Data about app and page elements:
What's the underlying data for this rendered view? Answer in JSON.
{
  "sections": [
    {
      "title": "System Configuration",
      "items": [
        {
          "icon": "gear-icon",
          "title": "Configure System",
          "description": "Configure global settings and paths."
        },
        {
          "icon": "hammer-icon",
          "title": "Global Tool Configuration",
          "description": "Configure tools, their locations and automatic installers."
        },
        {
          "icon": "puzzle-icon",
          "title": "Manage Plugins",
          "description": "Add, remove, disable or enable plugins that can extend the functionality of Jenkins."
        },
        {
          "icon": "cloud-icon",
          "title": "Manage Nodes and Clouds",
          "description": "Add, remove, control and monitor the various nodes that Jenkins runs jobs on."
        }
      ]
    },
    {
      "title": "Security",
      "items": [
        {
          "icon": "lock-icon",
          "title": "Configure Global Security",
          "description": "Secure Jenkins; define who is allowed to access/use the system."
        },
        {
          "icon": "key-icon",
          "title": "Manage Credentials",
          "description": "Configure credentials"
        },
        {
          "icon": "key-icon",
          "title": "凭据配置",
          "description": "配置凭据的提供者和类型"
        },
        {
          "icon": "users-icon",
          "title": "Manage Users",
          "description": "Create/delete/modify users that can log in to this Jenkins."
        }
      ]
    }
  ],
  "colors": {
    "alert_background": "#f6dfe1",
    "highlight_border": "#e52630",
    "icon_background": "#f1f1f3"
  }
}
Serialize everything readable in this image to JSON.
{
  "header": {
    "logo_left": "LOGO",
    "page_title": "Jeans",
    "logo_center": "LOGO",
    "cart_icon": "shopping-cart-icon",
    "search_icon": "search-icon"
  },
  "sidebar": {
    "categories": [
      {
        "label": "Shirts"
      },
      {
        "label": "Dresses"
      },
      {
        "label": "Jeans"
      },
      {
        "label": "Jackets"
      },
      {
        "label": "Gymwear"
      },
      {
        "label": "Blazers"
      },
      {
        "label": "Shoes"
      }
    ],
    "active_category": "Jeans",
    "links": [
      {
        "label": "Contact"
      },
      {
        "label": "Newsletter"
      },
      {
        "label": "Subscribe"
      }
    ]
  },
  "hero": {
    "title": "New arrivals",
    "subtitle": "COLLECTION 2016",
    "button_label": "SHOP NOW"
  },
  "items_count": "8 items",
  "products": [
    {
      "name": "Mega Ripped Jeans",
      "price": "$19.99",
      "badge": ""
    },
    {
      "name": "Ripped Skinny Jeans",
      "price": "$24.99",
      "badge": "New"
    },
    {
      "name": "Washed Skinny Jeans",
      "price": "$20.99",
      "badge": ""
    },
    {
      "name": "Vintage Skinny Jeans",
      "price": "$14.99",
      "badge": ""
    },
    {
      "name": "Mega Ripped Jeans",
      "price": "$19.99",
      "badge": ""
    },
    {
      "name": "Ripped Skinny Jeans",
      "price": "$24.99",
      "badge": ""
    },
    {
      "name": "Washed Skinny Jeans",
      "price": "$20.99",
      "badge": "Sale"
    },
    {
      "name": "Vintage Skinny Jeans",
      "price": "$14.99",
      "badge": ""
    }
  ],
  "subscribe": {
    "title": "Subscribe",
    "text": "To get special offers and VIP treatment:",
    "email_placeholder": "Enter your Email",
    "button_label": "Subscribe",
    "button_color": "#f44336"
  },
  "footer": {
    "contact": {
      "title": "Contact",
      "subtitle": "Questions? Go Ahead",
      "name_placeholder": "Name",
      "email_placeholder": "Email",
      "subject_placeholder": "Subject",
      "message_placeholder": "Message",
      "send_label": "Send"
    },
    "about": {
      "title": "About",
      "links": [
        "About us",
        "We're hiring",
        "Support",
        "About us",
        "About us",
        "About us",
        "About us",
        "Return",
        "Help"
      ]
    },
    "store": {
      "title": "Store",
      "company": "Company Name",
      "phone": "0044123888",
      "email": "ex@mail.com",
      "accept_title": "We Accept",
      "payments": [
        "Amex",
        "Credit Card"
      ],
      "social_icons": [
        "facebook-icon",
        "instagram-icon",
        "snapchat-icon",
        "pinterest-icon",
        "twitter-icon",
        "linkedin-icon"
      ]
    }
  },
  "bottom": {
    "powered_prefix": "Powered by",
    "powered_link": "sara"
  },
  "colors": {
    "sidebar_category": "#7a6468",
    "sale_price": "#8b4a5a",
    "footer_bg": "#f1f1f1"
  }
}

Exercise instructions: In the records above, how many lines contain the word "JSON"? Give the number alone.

Answer space: 2